However, through online platforms, the grieving can connect with others and meet these needs. There is a vast array of platforms that can meet this need. Here are some organizations (but not limited to) which provide grief support:

TAPS - Offers compassionate care and resources to all those grieving the loss of a military loved one. Connect through or 800-959-TAPS (8277).

Grief Share – Online support which has guided support groups. Connect through – An Internet community of persons dealing with grief, death, trauma, and major loss. Connect through

Military OneSource – Offers information, resources and non-medical counseling to meet the needs of military family members who have lost a loved one. Call Military OneSource at 800-342-9647 to speak with a consultant.

Meaning making

It is almost impossible to “find the silver lining” when a loved one has passed away. Finding meaning means connecting with your spiritual beliefs, finding meaning in the event through the survivor’s actions, and discovering a new normal.

Connecting with your spiritual beliefs is another highly individualized process. The grieving process can erupt questions of the meaning of life and spark questions of their previously held beliefs.

Individuals with a formalized religious belief may find comfort in seeking support from their religious leaders or chaplains. If you hold a formal religious funeral/service consider working with a religious leader on ways to have your own personal ritual in your home (i.e. prayer dedication, or candle lighting).

If you do not have a formalized religion, consider mediation or reading to a self-help book on grief.

Finding meaning in a loved one’s death doesn’t have to mean forgetting about the person. There are ways to memorialize the person so their memory lives on.

This can be done by running a race, setting up a charity, or creating artwork in their honor. If there is concern about children knowing the loved one consider setting times (nightly, monthly, or on anniversaries) to share stories of the deceased to pass down.

Another way to find meaning and worth through the loss is to adjust to the new environment without your loved one and what this means for your identity.

Find time to think, talk, or write out what the loved one meant to you, what role they played in your life, and what this will mean moving forward.

Likewise, consider your new identity with this loss. Consider how will your role be different, how will it be the same, how social/familial roles will change, and what you will have to be mindful of in these new roles moving forward. Sitting with those thoughts and working through those challenges will allow for a more thoughtful grieving process.

If your thoughts become too overwhelming, or you need support processing these questions to seek support from a counselor. It is important to note that meaning-making can occur soon after notification of loss or months after. As mentioned previously, everyone’s process is different. Do not push yourself through this process if you are not ready.

With the far-reaching impact that COVID-19 has, it is likely someone you know and cares for experienced a loss.

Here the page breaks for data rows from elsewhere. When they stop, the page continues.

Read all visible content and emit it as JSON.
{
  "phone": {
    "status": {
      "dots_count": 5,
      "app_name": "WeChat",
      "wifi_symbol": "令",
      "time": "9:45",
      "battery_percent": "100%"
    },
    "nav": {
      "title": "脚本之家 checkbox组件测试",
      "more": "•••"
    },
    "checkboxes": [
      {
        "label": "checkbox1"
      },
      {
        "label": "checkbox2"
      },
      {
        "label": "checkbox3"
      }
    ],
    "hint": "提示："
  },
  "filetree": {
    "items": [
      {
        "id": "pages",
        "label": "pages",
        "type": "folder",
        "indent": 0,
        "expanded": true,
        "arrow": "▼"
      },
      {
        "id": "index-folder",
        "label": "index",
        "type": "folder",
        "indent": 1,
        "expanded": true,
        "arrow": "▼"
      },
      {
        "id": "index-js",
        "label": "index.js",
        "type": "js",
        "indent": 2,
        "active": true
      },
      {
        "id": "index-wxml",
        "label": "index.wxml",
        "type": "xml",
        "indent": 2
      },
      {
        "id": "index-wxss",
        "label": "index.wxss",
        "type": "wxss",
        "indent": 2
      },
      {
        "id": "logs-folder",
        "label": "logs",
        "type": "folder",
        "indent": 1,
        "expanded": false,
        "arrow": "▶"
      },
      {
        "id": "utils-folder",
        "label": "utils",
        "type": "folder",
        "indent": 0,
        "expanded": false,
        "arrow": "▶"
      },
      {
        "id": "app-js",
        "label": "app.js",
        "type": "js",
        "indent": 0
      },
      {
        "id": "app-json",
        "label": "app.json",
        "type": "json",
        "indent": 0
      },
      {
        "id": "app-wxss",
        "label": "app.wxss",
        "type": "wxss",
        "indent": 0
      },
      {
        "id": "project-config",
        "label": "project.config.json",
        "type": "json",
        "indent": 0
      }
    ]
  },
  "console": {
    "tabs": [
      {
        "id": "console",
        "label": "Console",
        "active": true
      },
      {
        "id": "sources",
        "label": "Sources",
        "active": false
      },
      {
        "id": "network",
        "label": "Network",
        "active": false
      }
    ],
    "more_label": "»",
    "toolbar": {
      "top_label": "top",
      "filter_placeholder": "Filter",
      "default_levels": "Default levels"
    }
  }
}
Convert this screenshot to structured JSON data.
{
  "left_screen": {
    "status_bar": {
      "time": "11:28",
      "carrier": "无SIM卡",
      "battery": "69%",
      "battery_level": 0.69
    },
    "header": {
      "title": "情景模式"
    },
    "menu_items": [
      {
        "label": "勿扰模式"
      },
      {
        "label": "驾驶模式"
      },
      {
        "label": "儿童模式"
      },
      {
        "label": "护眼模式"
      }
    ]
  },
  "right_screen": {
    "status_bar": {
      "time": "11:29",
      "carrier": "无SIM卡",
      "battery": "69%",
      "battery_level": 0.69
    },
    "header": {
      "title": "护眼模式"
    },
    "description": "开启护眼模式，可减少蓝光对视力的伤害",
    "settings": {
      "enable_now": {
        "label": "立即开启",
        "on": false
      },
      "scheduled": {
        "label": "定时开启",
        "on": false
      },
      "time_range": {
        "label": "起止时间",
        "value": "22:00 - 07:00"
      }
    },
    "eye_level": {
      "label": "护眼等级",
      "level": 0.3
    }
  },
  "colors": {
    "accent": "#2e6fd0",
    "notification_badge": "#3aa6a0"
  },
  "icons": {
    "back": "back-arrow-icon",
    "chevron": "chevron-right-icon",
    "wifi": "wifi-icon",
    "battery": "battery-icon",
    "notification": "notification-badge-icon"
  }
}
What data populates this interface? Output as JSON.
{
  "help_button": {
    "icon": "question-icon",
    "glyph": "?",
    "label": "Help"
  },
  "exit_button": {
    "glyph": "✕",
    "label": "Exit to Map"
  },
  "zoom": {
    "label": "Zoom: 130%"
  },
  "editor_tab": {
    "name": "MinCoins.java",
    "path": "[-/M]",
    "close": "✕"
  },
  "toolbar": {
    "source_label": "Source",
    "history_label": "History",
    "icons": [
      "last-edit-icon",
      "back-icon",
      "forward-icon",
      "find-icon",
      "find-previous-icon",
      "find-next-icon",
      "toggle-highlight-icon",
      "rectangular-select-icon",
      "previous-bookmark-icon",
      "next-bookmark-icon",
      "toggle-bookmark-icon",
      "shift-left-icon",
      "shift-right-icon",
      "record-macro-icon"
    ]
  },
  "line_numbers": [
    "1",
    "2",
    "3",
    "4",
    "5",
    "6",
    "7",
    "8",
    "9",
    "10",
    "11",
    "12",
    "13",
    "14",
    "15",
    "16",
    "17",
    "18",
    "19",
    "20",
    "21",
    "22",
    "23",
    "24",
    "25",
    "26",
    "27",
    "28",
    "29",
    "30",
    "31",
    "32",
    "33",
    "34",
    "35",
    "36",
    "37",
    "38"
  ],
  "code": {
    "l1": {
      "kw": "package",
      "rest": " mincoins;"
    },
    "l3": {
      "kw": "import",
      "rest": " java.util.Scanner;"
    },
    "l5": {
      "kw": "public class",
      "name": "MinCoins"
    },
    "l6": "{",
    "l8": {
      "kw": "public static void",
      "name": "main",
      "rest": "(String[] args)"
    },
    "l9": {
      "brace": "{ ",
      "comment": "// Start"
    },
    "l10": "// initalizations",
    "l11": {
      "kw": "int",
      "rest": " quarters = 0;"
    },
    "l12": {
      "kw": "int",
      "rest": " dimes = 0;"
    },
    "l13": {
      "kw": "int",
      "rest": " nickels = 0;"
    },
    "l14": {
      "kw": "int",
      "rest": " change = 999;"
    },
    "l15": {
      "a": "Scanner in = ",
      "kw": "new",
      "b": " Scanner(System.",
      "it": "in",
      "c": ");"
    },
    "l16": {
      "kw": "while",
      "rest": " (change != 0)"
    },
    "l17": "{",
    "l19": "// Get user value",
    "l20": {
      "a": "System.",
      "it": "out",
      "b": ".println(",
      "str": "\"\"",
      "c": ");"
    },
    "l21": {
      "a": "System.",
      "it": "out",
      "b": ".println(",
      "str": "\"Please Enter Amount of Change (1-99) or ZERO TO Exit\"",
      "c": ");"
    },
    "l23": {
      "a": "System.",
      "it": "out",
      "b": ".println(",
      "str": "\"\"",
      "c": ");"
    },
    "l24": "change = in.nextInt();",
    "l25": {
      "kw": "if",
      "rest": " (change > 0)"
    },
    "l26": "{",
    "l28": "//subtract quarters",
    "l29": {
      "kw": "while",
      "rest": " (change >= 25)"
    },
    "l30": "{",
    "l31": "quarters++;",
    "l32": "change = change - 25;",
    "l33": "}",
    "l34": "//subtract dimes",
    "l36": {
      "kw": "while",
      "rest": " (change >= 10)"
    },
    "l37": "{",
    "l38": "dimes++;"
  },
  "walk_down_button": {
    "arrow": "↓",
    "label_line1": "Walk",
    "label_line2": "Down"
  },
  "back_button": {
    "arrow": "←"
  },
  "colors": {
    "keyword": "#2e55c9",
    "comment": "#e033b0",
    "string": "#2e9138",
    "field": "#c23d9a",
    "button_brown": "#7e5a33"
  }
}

It is important that despite social distancing, there are things that can be done to support them through the loss.

First, ask honestly and directly how they are doing. Even though you cannot physically visit the person consider video messaging, text, phone, or email. If they do not have the words to fully express the loss – it is ok. It may mean they are just not ready. Do not feel you have to wait for them to ask for something.

Things to consider doing for them while practicing social distancing: send groceries, prepared food, flowers, or clean up their front yard. You might not be able to physically sit with the person, but you can still be a strong source of emotional support.

These are unprecedented times and will have a lasting impact on society. For those who suffered a loss, it can be increasingly traumatic.

Social distancing and travel restrictions can make survivors feel isolated, uninvolved, helpless, and guilt-ridden.

Although the mindful approaches listed here cannot take away all of the pain of losing a loved one, it can support the grieving process.

(Maj. Jessica-Lynn Stanley is a licensed independent clinical social worker.)